Walter Richard Sickert: The Human Canvas
9 July to 30 October 2004
For this important exhibition, forty three paintings by Sickert have been carefully selected by Abbot Hall, with a core of nineteen works coming through the Tate Partnership scheme. The exhibition will focus in detail on paintings from each key stage of Sickert’s career, and include major loans from both private and public collections.
The exhibition will highlight Sickert’s remarkable technical mastery and experimentation, his uncompromising realism and the innovative range of his subject matter and pictorial imagery.
Walter Richard Sickert (1860 - 1942) was born in Munich but moved to London in 1868. At the age of 21 he enrolled at the Slade School of Art and made painting his career. The psychologically charged paintings he produced are distinctive for their objective depiction of the gritty realities of urban life, often inspired by the dingy interiors of the places he lived in Camden Town and Bloomsbury.
The exhibition will cover all aspects of Sickert’s subject matter, from nudes and portraits to townscapes and the later works derived from photographs. An important link between the French Impressionists and England, Sickert emerges as one of the most important and influential British artists of the twentieth century.

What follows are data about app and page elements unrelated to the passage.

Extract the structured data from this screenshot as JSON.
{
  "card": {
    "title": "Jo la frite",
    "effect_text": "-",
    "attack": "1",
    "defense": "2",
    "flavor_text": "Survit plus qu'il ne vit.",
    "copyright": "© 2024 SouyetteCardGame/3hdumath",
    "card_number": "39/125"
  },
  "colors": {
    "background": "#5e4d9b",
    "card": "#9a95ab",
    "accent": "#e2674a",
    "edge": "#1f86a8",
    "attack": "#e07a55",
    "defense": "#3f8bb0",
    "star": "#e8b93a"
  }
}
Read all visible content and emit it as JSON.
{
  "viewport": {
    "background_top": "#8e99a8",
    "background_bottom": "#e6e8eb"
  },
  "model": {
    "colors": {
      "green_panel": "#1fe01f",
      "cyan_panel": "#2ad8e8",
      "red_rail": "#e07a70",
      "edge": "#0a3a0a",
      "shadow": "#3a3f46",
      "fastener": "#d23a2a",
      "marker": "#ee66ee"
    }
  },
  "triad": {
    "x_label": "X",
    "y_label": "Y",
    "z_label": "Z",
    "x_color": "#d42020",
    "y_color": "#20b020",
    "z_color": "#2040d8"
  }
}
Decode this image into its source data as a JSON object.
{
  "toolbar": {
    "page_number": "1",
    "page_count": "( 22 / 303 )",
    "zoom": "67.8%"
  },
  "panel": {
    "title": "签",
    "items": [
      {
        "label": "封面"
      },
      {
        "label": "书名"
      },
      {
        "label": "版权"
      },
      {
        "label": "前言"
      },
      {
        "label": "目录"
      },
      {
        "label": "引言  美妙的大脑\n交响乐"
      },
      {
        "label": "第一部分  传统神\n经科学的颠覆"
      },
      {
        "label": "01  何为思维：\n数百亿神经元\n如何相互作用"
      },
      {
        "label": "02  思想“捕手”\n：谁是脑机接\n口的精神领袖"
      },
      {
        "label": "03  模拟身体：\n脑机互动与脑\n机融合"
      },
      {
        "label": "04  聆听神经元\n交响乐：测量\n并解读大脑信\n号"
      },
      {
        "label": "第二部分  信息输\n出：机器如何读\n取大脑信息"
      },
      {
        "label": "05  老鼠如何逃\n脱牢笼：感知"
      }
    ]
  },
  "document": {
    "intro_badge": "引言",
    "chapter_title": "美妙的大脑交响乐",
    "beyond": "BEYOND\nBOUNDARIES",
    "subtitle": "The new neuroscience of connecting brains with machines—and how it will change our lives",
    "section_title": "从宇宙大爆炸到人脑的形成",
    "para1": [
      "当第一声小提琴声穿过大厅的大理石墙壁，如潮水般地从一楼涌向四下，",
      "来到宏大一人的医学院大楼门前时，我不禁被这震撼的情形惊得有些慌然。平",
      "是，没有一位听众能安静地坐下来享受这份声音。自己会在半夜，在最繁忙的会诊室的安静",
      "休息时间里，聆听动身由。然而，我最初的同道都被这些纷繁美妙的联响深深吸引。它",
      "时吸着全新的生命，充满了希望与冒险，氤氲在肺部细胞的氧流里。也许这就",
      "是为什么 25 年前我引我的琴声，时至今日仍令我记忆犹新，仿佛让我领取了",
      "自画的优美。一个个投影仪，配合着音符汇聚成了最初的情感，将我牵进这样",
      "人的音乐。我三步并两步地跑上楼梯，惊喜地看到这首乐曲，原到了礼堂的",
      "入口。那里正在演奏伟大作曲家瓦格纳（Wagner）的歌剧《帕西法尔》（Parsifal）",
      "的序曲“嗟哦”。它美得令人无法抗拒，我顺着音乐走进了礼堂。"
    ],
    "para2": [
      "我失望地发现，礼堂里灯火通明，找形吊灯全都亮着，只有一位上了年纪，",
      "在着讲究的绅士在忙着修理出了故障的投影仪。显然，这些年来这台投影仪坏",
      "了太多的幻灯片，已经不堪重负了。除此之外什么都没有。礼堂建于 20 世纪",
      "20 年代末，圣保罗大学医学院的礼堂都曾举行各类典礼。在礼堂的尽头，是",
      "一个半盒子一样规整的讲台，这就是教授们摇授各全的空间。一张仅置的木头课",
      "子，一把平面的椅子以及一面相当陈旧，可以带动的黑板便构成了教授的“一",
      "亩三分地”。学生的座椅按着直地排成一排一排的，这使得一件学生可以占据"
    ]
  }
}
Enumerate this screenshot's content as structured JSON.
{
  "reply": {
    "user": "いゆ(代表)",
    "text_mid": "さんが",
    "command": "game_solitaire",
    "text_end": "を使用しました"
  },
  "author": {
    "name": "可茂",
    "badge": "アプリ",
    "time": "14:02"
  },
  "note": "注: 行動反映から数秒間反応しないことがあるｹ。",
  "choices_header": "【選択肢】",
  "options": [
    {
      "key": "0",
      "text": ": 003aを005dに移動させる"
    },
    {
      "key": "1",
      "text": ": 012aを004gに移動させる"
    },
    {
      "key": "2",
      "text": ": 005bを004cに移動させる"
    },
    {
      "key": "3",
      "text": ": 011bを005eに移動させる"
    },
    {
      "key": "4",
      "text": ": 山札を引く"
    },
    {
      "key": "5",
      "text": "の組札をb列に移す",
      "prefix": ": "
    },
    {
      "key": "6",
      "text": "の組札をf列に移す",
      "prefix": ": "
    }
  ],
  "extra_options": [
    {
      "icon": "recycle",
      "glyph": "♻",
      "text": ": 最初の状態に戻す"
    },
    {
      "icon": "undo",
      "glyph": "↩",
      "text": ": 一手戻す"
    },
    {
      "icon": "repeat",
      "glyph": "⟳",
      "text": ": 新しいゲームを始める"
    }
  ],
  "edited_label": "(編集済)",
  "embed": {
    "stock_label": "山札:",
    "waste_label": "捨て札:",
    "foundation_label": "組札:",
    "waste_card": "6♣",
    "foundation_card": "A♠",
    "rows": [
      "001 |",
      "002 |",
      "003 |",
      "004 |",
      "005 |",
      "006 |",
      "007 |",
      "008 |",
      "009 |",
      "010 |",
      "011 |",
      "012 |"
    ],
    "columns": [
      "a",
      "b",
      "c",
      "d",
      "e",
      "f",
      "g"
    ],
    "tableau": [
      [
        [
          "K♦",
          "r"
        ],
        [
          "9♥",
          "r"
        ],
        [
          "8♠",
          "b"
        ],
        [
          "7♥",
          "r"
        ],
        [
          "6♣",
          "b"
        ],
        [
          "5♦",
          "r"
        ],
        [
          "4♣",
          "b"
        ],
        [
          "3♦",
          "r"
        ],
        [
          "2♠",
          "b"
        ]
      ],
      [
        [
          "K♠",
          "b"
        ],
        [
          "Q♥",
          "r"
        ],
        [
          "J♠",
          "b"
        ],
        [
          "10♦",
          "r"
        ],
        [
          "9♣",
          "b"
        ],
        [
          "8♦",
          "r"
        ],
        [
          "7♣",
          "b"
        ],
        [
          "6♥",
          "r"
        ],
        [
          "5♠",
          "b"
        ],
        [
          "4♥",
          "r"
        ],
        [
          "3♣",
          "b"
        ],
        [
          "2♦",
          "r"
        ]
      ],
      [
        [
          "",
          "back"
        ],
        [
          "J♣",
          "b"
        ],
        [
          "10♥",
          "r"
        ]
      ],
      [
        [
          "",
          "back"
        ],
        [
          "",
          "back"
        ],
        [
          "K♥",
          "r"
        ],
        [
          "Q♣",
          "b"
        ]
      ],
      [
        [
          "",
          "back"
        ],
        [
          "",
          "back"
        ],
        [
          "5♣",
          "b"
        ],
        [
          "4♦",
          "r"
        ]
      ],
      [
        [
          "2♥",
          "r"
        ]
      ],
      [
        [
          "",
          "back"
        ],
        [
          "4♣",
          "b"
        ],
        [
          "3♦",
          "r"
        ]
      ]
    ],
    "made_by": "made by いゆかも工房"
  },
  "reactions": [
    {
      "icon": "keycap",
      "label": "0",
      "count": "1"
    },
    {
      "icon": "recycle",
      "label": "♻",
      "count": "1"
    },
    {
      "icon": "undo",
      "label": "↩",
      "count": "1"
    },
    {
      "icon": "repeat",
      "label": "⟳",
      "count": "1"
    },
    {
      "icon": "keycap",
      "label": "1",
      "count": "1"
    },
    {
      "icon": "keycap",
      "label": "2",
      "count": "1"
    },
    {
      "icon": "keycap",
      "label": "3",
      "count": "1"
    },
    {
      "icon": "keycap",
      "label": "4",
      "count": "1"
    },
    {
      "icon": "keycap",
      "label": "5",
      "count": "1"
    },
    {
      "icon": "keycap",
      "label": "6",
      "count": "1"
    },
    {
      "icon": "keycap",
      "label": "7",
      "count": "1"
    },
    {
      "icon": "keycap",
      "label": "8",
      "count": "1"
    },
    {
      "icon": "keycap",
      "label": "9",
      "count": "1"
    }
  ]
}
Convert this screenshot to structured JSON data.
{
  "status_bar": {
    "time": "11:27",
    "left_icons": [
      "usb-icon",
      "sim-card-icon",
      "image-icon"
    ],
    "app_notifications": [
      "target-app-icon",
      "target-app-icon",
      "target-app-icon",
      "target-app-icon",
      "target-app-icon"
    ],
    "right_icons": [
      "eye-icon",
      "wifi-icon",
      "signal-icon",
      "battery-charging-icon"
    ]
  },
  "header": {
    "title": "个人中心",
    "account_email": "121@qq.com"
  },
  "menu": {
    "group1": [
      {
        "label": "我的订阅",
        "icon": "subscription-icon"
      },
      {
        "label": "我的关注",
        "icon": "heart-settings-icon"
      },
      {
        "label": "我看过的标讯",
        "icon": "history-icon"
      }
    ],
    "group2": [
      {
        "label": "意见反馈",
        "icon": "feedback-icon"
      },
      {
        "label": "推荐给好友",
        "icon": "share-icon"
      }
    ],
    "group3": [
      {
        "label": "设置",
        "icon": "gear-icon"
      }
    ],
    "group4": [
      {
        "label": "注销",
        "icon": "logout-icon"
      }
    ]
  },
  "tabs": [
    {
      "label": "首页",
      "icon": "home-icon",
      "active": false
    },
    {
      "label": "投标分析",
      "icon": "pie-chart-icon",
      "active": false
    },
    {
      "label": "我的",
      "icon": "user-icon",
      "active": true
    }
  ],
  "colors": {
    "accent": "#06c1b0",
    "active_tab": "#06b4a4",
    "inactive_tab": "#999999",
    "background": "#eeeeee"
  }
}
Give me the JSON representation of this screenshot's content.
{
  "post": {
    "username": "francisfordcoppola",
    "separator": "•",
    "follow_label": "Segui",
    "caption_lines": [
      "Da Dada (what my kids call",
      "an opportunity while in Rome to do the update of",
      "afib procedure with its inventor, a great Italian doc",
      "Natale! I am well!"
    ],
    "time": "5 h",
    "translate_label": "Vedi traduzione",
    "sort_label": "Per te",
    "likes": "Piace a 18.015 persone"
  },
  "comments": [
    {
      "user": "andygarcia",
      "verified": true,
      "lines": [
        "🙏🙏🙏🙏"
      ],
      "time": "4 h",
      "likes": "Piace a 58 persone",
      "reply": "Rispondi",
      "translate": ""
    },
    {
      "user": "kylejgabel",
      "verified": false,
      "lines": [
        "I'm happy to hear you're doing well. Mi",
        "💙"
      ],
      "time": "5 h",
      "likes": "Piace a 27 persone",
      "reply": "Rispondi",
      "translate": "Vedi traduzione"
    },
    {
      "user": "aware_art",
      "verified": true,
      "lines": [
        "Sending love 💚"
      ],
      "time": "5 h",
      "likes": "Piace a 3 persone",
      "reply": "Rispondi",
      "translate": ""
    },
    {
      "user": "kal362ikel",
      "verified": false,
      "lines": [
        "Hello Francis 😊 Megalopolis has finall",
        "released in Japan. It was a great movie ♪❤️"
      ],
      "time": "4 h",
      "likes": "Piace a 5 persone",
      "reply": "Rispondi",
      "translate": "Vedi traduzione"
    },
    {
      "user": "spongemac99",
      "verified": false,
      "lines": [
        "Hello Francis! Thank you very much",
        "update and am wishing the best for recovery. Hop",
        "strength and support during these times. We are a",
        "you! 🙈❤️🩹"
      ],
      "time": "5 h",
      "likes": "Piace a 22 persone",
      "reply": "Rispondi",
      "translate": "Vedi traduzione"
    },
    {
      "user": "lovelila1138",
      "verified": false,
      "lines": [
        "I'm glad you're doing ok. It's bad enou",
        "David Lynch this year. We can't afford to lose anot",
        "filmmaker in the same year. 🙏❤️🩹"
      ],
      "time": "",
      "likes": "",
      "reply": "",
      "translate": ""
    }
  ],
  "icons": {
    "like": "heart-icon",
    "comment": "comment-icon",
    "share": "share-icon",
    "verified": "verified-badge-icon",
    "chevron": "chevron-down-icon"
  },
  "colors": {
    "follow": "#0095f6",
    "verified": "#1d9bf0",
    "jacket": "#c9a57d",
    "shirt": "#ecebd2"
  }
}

- Walter Richard Sickert, Ennui (detail), c.1914, oil on canvas © Estate of Walter Richard Sickert 2004.